About 1.25 million households throughout Myanmar will have an electricity supply in six years under a US$400 million credit approved by the World Bank’s International Development Association.
Announcing the funding on September 16, the World Bank said 750,000 households would be connected to the national grid by 2021 and off-grid electricity would be extended to another 500,000 households.
The funding would also cover the cost of 23,000 “community” connections for clinics, schools and religious buildings and the installation of 150,000 public lights, it said.
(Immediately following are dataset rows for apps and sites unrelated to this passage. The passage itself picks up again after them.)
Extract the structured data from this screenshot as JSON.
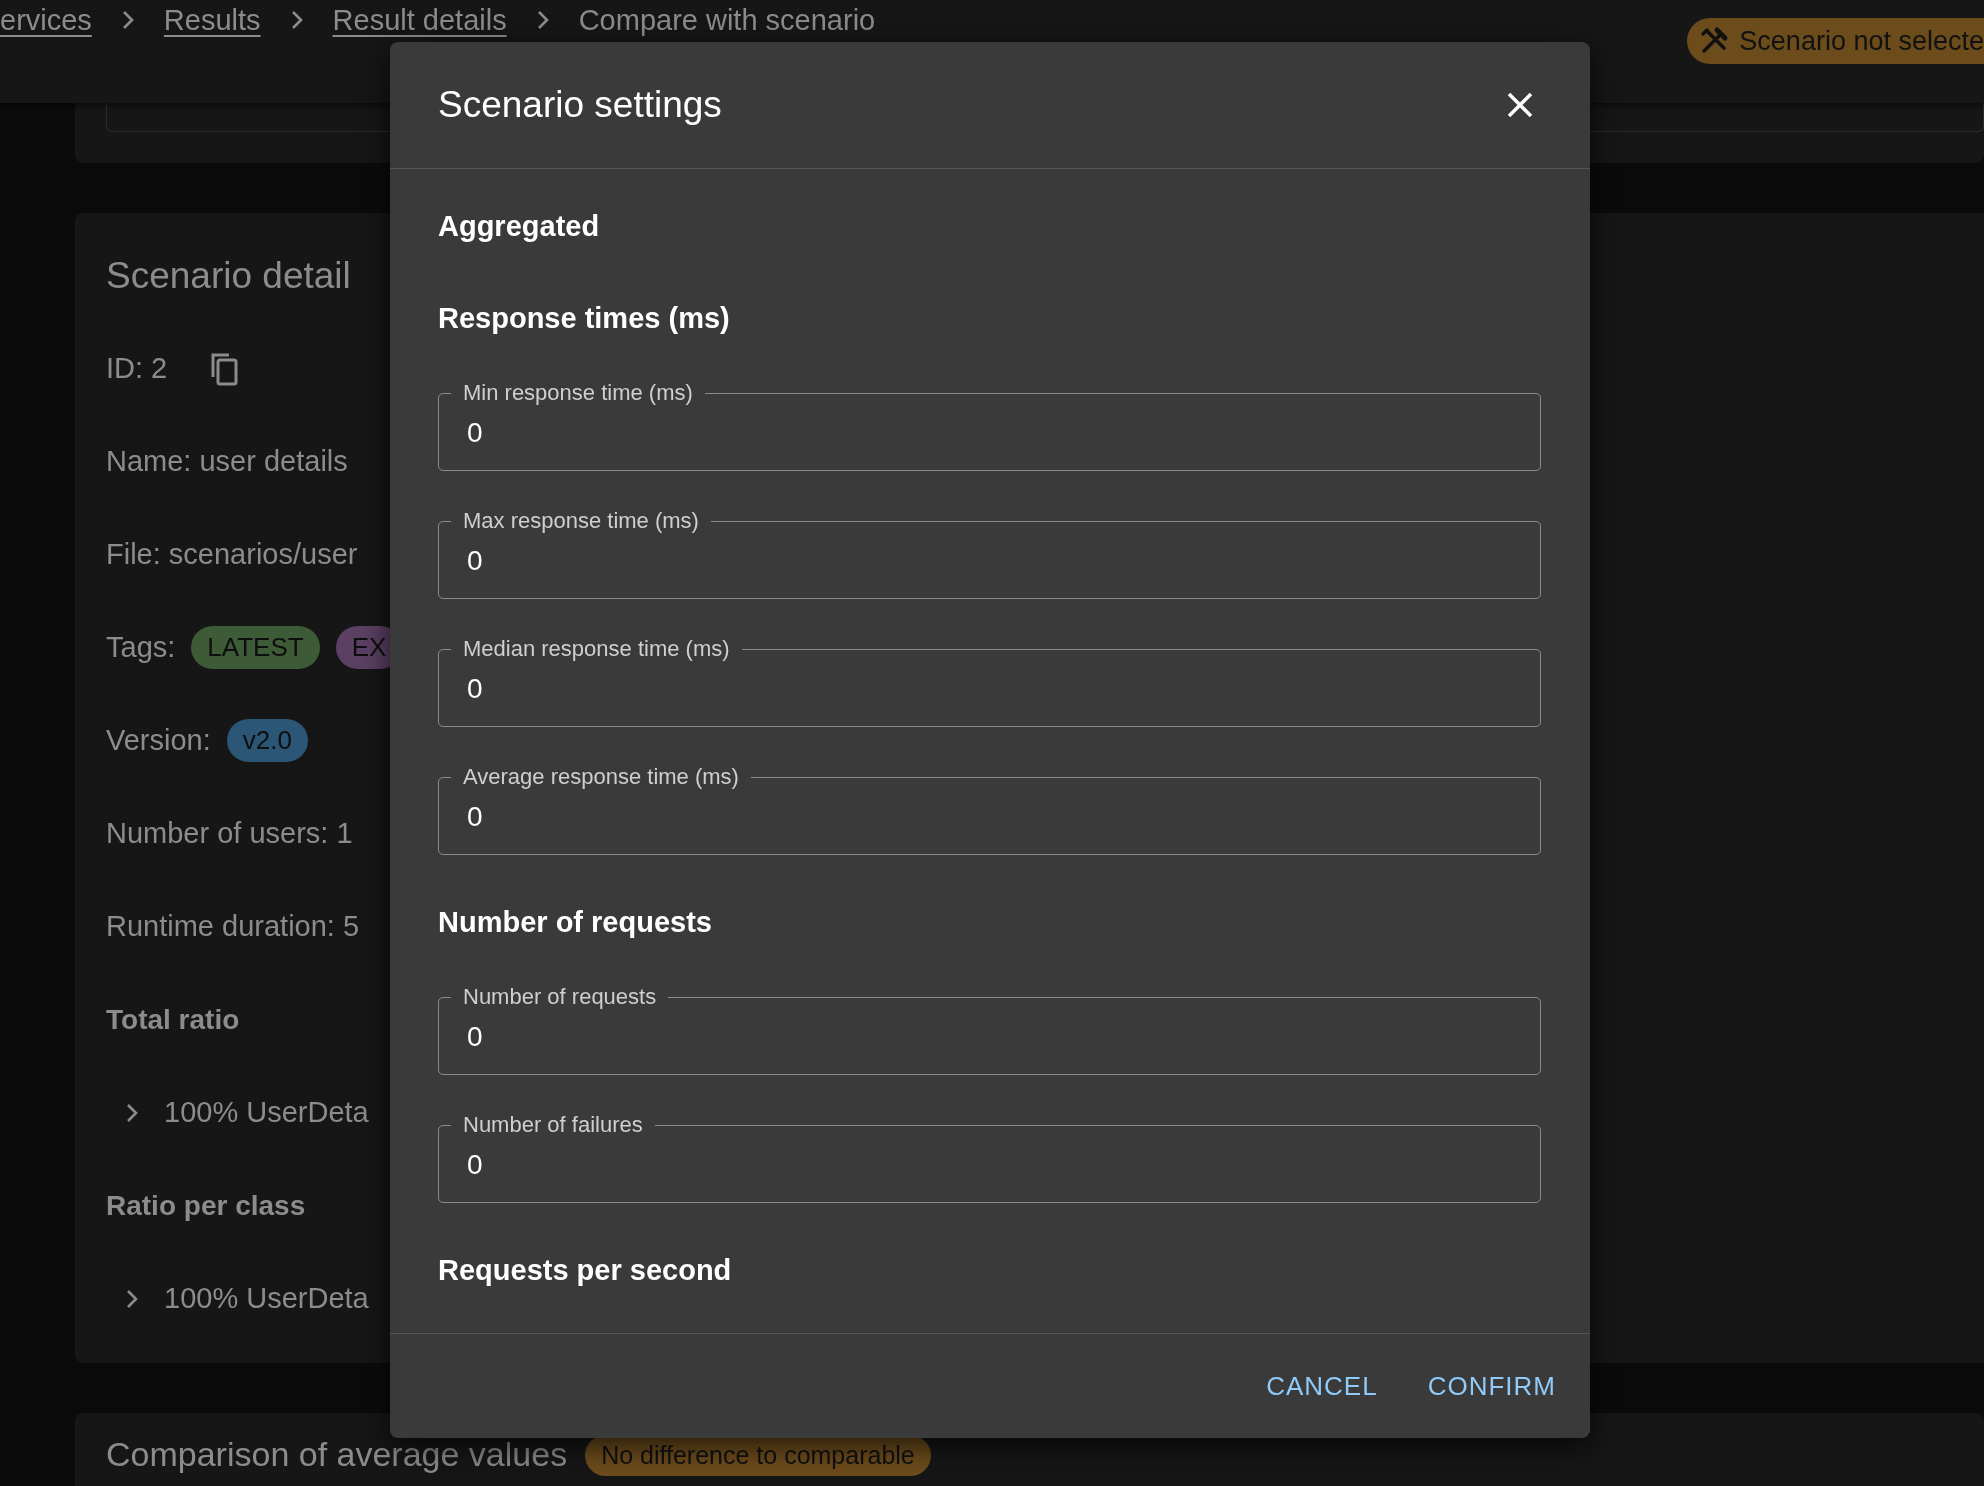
{
  "breadcrumbs": [
    {
      "label": "ervices",
      "current": false
    },
    {
      "label": "Results",
      "current": false
    },
    {
      "label": "Result details",
      "current": false
    },
    {
      "label": "Compare with scenario",
      "current": true
    }
  ],
  "status_badge": {
    "label": "Scenario not selecte"
  },
  "scenario_details": {
    "title": "Scenario detail",
    "id": "ID: 2",
    "name": "Name: user details",
    "file": "File: scenarios/user",
    "tags": {
      "label": "Tags:",
      "items": [
        {
          "label": "LATEST",
          "color": "#3e5b37"
        },
        {
          "label": "EX",
          "color": "#5b4063"
        }
      ]
    },
    "version": {
      "label": "Version:",
      "value": "v2.0"
    },
    "users": "Number of users: 1",
    "runtime": "Runtime duration: 5",
    "sections": [
      {
        "title": "Total ratio",
        "items": [
          {
            "label": "100% UserDeta",
            "expanded": false
          }
        ]
      },
      {
        "title": "Ratio per class",
        "items": [
          {
            "label": "100% UserDeta",
            "expanded": false
          }
        ]
      }
    ]
  },
  "comparison": {
    "title": "Comparison of average values",
    "badge": "No difference to comparable"
  },
  "dialog": {
    "title": "Scenario settings",
    "body": [
      {
        "kind": "heading",
        "text": "Aggregated"
      },
      {
        "kind": "heading",
        "text": "Response times (ms)"
      },
      {
        "kind": "field",
        "label": "Min response time (ms)",
        "value": "0"
      },
      {
        "kind": "field",
        "label": "Max response time (ms)",
        "value": "0"
      },
      {
        "kind": "field",
        "label": "Median response time (ms)",
        "value": "0"
      },
      {
        "kind": "field",
        "label": "Average response time (ms)",
        "value": "0"
      },
      {
        "kind": "heading",
        "text": "Number of requests"
      },
      {
        "kind": "field",
        "label": "Number of requests",
        "value": "0"
      },
      {
        "kind": "field",
        "label": "Number of failures",
        "value": "0"
      },
      {
        "kind": "heading",
        "text": "Requests per second"
      }
    ],
    "buttons": [
      "CANCEL",
      "CONFIRM"
    ]
  }
}
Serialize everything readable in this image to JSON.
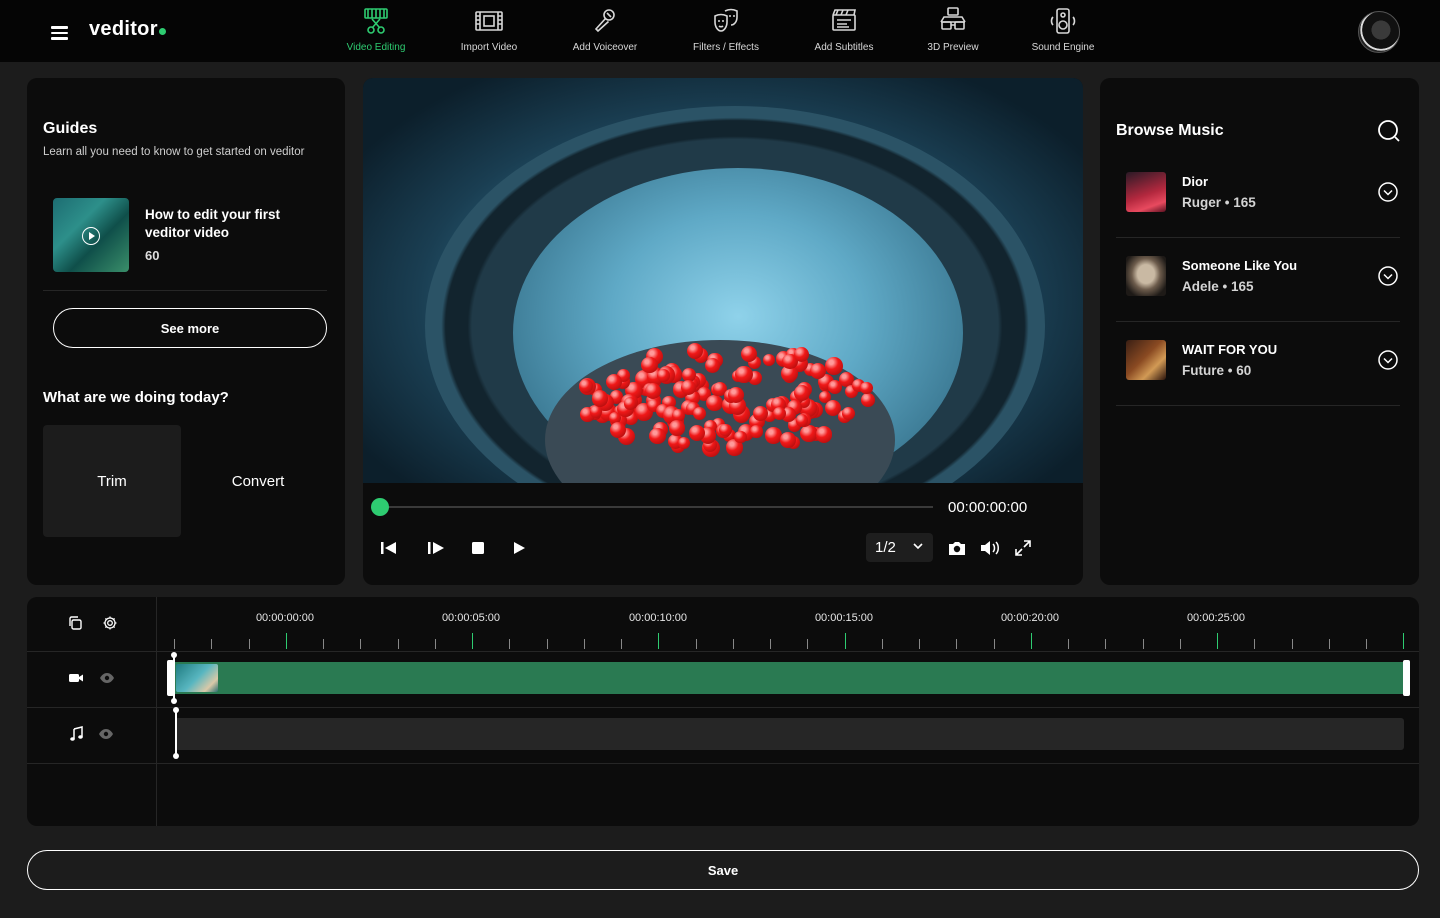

The project is the first step of a National Electrification Plan developed by the government with World Bank assistance in 2014.
The three-phase plan, developed with the assistance of the World Bank’s Energy Sector Management Assistance Program, calls for 50 percent access by 2020, 75 percent by 2025, and universal access by 2030.
“This means 7.2 million new household connections over the next 15 years, requiring a doubling of the current rate of grid extension and a total of $6 billion in investments,” the World Bank said.
“This will be achieved through a two-pronged approach: rapid extension of the national grid, coupled with off-grid electricity, including modern solar home systems and mini-grids, to rural and remote communities that would otherwise have to wait years for a grid connection,” it said.
The plan has the potential to transform lives in rural Myanmar, where 84 percent of households have no electricity connection, “creating hardship, perpetuating poverty and stalling development.”
It said only 30 percent of the population was connected to the national grid and average annual per capita electricity consumption was 160 kilowatt-hours, one-twentieth of the global average.